Your task is to find every line of the data that holds the string "накладная" and copy it.

* **DATA EXCERPTS**

'''

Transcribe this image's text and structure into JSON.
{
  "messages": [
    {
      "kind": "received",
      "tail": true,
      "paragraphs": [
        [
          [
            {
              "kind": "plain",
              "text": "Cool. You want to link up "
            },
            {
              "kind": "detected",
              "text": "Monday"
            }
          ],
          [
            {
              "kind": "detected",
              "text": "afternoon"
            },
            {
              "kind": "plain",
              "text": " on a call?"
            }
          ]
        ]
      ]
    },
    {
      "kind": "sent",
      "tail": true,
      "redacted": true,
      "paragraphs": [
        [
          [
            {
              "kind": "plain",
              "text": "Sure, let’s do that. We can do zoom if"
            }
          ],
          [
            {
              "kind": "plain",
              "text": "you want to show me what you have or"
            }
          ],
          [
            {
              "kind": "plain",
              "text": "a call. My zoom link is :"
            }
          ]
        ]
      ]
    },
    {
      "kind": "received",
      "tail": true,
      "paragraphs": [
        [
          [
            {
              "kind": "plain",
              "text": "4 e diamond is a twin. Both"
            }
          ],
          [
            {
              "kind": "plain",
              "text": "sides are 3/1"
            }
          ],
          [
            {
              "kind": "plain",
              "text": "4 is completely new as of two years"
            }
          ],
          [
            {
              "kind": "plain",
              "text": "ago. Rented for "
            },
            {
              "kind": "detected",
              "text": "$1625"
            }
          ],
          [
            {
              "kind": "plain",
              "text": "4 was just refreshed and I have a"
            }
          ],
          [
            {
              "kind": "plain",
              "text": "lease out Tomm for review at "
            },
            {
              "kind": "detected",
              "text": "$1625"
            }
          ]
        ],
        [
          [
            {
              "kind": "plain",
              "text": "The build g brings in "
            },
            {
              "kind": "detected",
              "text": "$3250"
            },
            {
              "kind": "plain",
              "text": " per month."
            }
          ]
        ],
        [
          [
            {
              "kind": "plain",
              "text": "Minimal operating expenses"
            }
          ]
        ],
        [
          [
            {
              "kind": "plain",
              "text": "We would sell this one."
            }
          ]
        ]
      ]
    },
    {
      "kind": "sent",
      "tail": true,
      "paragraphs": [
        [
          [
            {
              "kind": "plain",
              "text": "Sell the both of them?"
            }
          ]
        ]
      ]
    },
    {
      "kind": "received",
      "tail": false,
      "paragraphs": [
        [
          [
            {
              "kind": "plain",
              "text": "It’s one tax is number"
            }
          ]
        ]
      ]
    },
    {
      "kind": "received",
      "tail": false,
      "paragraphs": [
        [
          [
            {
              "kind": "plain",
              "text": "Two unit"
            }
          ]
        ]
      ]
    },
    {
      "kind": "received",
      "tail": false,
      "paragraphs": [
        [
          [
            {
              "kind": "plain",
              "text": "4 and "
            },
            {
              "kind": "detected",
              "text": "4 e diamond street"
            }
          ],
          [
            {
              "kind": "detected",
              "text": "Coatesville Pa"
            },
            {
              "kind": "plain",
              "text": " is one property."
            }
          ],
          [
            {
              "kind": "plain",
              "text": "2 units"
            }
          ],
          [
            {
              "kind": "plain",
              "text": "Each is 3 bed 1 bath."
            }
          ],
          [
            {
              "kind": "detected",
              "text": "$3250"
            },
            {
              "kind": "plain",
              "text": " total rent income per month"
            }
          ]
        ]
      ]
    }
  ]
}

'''
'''

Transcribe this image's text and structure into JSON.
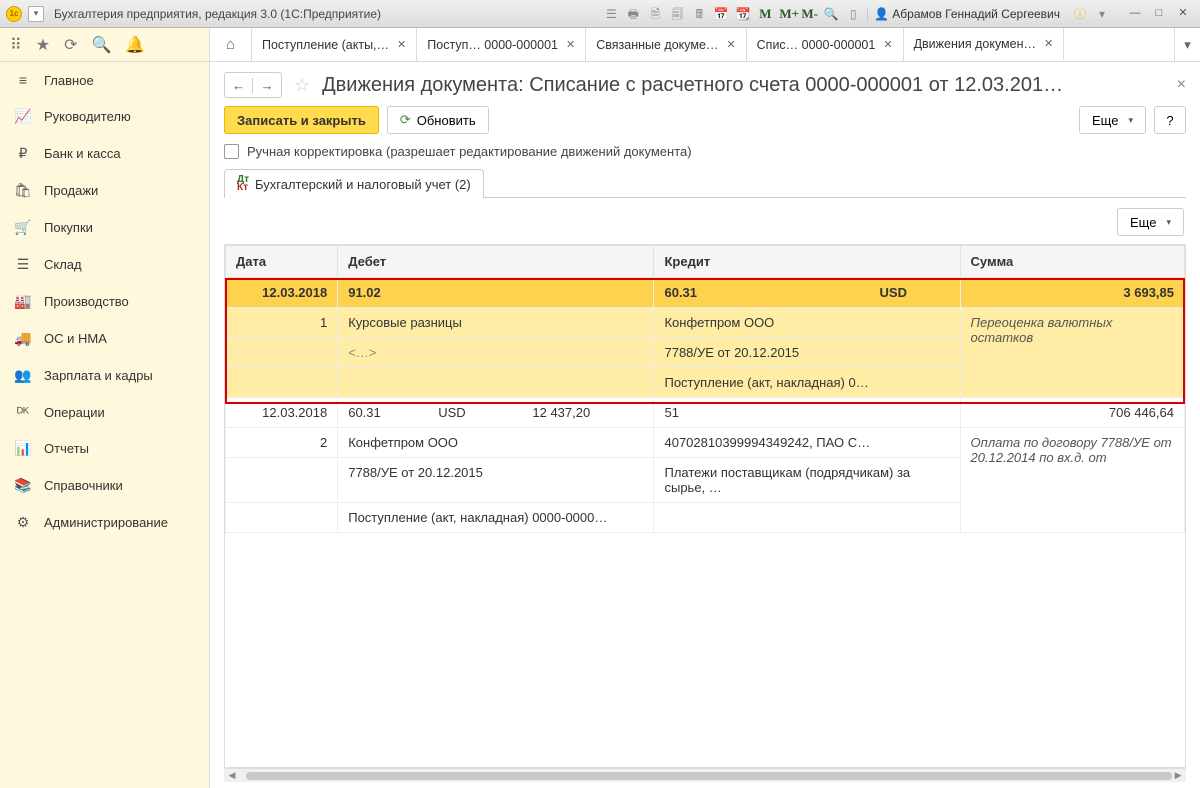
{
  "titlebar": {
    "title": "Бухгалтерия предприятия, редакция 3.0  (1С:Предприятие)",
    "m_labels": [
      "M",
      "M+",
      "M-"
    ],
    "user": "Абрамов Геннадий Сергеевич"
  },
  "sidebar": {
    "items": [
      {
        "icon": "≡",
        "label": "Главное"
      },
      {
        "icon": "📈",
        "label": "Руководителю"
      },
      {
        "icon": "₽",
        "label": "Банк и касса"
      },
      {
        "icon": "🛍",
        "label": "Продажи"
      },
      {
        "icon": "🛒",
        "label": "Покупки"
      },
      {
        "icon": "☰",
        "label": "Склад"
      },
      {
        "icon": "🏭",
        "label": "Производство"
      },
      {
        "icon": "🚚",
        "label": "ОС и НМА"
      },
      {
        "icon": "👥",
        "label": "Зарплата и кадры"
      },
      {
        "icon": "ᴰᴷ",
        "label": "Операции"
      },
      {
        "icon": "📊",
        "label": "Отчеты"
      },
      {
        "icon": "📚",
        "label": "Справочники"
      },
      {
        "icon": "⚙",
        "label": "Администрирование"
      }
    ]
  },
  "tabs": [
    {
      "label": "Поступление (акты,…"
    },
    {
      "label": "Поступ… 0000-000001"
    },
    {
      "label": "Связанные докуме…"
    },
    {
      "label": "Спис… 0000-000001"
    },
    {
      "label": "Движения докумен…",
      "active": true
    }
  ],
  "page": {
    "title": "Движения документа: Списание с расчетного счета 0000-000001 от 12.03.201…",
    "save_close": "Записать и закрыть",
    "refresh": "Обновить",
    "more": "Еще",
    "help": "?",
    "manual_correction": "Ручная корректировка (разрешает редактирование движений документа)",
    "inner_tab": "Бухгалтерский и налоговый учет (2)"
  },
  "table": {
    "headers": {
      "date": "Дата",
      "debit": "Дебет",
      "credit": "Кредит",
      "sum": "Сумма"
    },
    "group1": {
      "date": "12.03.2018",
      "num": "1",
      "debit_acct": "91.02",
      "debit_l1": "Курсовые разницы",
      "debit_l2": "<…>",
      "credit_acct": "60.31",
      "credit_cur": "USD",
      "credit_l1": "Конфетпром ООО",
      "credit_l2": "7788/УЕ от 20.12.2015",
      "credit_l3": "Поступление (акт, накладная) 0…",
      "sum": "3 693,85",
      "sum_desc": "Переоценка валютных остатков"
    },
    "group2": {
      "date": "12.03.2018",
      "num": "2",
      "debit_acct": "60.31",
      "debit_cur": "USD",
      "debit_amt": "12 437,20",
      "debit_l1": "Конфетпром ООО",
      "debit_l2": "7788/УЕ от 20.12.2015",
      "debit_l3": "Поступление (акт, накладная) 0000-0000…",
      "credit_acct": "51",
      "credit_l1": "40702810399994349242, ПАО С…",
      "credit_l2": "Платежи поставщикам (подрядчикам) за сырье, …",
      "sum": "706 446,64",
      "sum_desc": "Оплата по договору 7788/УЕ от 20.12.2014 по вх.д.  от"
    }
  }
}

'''

* **RESPONSE TO THE EXERCISE**
      "credit_l3": "Поступление (акт, накладная) 0…",
      "debit_l3": "Поступление (акт, накладная) 0000-0000…",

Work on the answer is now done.